My inspiration for this knockoff project actually came from two sources. Pottery Barn was just the one I figured most people would recognize. West Elm also has a natural fiber headboard.
Their version is made with banana bark. It's on sale right now, and it's still almost three times more than the cost of my diy version.
First let me just throw one thing out there before we get to the tutorial.
When you open the package of rope (doesn't matter what kind you decide to use) it will have an "odor". My hub actually liked the smell. I like the smell of dryer sheets. We're all special in our own way. The odor, smell, fragrance whatever you want to call it is not bad, but natural fibers just sort of have a natural kind of smell I guess. This starts to go away after the rope airs out. It smells the strongest when you first open the package. It's been about a week since I finished this project and the smell is pretty much gone now. I'm telling you this so that I won't get any nasty e-mails from peeps who decide to tackle this project asking me why I didn't tell them that the rope smells. Now you can't say I didn't give you a heads up can you? It smells. It's not terrible. And the smell goes away. For that matter burlap has an "odor" too. It doesn't bother me, but I know some people can't deal.
Moving forward, here's what you'll need.
|Some pics were taken during the day, some at night. That's why there's such a difference in the color.|

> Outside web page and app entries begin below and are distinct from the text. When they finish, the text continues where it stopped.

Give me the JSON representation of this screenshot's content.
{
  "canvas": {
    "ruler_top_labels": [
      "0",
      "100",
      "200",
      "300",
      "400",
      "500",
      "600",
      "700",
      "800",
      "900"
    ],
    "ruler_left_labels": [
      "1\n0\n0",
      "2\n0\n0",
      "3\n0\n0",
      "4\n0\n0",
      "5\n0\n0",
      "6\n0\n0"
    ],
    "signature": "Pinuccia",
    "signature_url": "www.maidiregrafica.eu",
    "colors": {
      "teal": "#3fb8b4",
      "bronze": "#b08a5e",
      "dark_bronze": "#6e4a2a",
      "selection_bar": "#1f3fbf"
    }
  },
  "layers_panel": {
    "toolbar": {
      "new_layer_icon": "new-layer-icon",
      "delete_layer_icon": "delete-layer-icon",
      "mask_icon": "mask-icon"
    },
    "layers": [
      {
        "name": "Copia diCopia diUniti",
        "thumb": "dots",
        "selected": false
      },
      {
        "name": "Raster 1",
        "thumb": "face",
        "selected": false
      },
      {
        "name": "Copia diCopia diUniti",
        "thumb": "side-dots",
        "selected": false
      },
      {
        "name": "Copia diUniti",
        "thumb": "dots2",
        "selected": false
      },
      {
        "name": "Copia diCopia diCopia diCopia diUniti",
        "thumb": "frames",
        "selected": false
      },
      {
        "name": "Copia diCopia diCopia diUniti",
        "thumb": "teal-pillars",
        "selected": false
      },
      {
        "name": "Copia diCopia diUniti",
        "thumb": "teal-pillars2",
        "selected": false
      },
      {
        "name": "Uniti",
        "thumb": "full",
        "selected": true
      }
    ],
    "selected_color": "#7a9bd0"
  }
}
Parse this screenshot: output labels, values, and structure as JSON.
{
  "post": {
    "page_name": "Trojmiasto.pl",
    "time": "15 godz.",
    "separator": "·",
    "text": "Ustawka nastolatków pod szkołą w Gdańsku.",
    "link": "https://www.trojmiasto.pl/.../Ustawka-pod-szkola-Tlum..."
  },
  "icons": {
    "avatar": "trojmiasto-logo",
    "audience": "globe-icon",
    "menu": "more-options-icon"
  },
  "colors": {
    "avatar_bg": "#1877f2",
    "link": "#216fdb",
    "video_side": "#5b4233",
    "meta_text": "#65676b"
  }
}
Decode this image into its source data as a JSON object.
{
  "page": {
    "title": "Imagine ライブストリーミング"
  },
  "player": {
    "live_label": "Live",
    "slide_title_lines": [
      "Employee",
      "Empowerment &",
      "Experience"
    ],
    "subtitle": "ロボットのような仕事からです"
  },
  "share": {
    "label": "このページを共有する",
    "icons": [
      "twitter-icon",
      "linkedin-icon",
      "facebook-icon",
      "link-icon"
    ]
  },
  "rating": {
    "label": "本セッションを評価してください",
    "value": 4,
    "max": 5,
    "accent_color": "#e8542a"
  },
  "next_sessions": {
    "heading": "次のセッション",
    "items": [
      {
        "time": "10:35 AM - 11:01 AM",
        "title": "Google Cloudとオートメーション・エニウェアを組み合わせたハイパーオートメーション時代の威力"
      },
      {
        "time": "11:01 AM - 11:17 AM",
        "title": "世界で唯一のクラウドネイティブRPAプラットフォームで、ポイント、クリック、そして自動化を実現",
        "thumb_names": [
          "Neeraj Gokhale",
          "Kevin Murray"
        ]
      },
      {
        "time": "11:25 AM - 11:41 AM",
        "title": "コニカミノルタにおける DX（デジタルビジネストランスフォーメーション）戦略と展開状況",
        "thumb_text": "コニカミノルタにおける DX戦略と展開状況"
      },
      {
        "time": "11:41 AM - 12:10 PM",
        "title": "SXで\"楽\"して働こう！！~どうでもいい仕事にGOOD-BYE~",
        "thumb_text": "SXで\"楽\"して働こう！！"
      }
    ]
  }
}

An old door works great. Measure your bed and cut it down to size if needed. I had to cut about 3 inches off using a hand saw. Keep in mind that the rope will add on about half an inch to each side. I chose to use manila, which I found at Home Depot, because I like the variations of color in the rope. There are a number of different options to choose from though. Sisal rope would have worked great too but I wanted something darker against the wall color. The main thing is not to use anything too thick. The rope I used for the most part was 3/8". You will need some heavy duty scissors to cut this rope. These are outdoor scissors; they'll cut through branches.
Once your supplies are gathered, start wrapping.
The only place where you will need to wrap the rope all the way around is on the ends.
About half way through this project my hub came down to the basement and asked, "Why are working on the floor?" He then brought two sawhorses in from the garage.
So. much. easier. I thought well since you're already down here.......
let me plug in the back up glue gun. Gotta love that even after almost 11 years of marriage I can still bat my make-up-free-at-9:30 p.m. -eyes and get him to help me do things he'd rather poke his eyeballs out than do! Yeah, that's right- I still got it! HA!
Ok, so back to the tutorial. You will want to start on one end and move in about half way and then move to the other end.
Yes, we have an air hockey table in our basement. Don't be jealous. When you get to the middle section and you've run out of rope, do not panic. When you get to Home Depot and they're out of the rope you need, do not panic. When they call the other Home Depot in your town and they are also out of the rope you need, once again do not panic. There's no crying in diy. There's always a plan B. Enter the same rope but in a smaller size.
It actually ended up being a nice happy surprise. You can tell from the almost finished photo above that as I got toward the middle of the board the rope started to curve. This was also not planned. The rope sort of has a mind of its own, and it's best to just go with the flow. Using the smaller rope in the middle section actually made this surprise look more like I planned it that way. It created a nice swirly pattern in the middle that I really like. This is why I recommend working your way in towards the middle from both sides rather than starting on end and moving straight through to the other.
To hang this headboard I used two of these large hooks.
Well, the hubs actually did most of the work. He didn't use the wire. That would not work. This was too heavy. He attached two of those metal hangers to the back and then used two of those crazy looking drywall hooks. This worked like a charm. That headboard is up there. Not going anywhere.
To give you an idea of what the back of the headboard looks like.
Yeah, it's pretty much a hot mess. Who's going to see this? I used a couple pieces of Gorilla Glue brand duct tape in a few spots where the rope was being stubborn. For the most part the hot glue worked very well.
Here it is finished and hung.
I actually borrowed those pillows from my family room because I thought if I used the real ones it would be a dead giveaway that it was my knockoff project and our entries are supposed to be anonymous. Here's how the guest room is really styled.
I still have a ways to go but this room is really starting to look like, well, a room; and the headboard helps a lot!
Here's the cost breakdown on the headboard:
the door - FREE - collecting dust in my garage
most of the glue needed I already had on hand, I spent $10 for more glue sticks
rope - 3/8" x 50 ft. - $8.21/bag x 12 bags = $98.52
rope - 1/4" x 50 ft. - $5.60/bag x 2 bags = $11.20
total cost = $119.72
I rounded up to $130 because I used 2 of those hook things to hang it and I can't remember the exact price I paid for them.
This project took a long, long time. It's a king size headboard! That's a whole lotta hot glue! It was so worth it though, and I'm beyond thrilled to have this project done!
If you have any questions - post them in the comments section.
Have you been inspired to knockoff anything lately?
Today I'm also over at Decor Adventures talking about Fall. Head on over!